WORK INSTRUCTION
Return each line of the data below exactly, omitting any pictures.

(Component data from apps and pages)
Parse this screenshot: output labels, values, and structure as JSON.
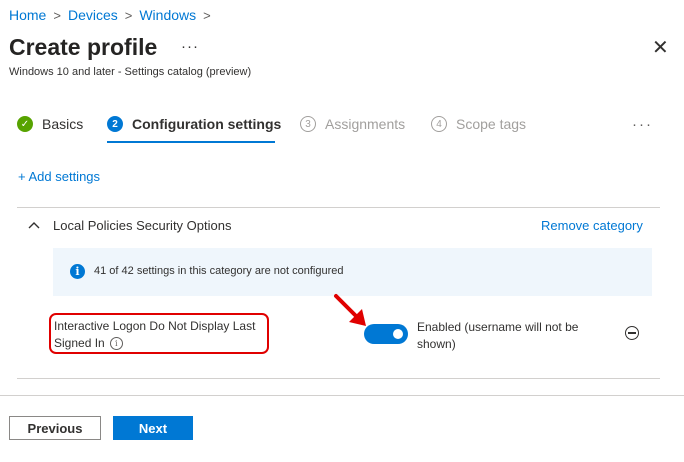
{
  "breadcrumb": {
    "items": [
      "Home",
      "Devices",
      "Windows"
    ]
  },
  "header": {
    "title": "Create profile",
    "more": "···",
    "subtitle": "Windows 10 and later - Settings catalog (preview)",
    "close": "✕"
  },
  "steps": [
    {
      "number": "✓",
      "label": "Basics",
      "state": "done"
    },
    {
      "number": "2",
      "label": "Configuration settings",
      "state": "current"
    },
    {
      "number": "3",
      "label": "Assignments",
      "state": "todo"
    },
    {
      "number": "4",
      "label": "Scope tags",
      "state": "todo"
    }
  ],
  "steps_more": "···",
  "add_settings": "+ Add settings",
  "category": {
    "title": "Local Policies Security Options",
    "remove": "Remove category",
    "info": "41 of 42 settings in this category are not configured",
    "info_icon": "i"
  },
  "setting": {
    "label": "Interactive Logon Do Not Display Last Signed In",
    "info_icon": "i",
    "toggle_on": true,
    "value_text": "Enabled (username will not be shown)"
  },
  "footer": {
    "previous": "Previous",
    "next": "Next"
  },
  "colors": {
    "accent": "#0078d4",
    "success": "#57a300",
    "highlight": "#e00000"
  }
}
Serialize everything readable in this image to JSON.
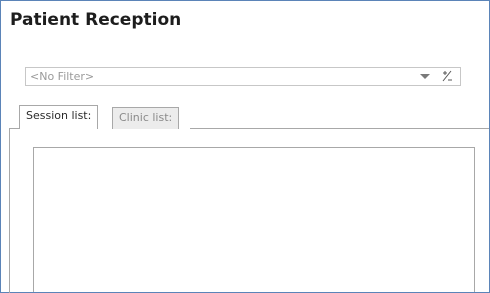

WRITTEN ANSWER
Parse this screenshot: output labels, values, and structure as JSON.
{
  "breadcrumb": {
    "items": [
      "Home",
      "Devices",
      "Windows"
    ]
  },
  "header": {
    "title": "Create profile",
    "more": "···",
    "subtitle": "Windows 10 and later - Settings catalog (preview)",
    "close": "✕"
  },
  "steps": [
    {
      "number": "✓",
      "label": "Basics",
      "state": "done"
    },
    {
      "number": "2",
      "label": "Configuration settings",
      "state": "current"
    },
    {
      "number": "3",
      "label": "Assignments",
      "state": "todo"
    },
    {
      "number": "4",
      "label": "Scope tags",
      "state": "todo"
    }
  ],
  "steps_more": "···",
  "add_settings": "+ Add settings",
  "category": {
    "title": "Local Policies Security Options",
    "remove": "Remove category",
    "info": "41 of 42 settings in this category are not configured",
    "info_icon": "i"
  },
  "setting": {
    "label": "Interactive Logon Do Not Display Last Signed In",
    "info_icon": "i",
    "toggle_on": true,
    "value_text": "Enabled (username will not be shown)"
  },
  "footer": {
    "previous": "Previous",
    "next": "Next"
  },
  "colors": {
    "accent": "#0078d4",
    "success": "#57a300",
    "highlight": "#e00000"
  }
}
Serialize everything readable in this image to JSON.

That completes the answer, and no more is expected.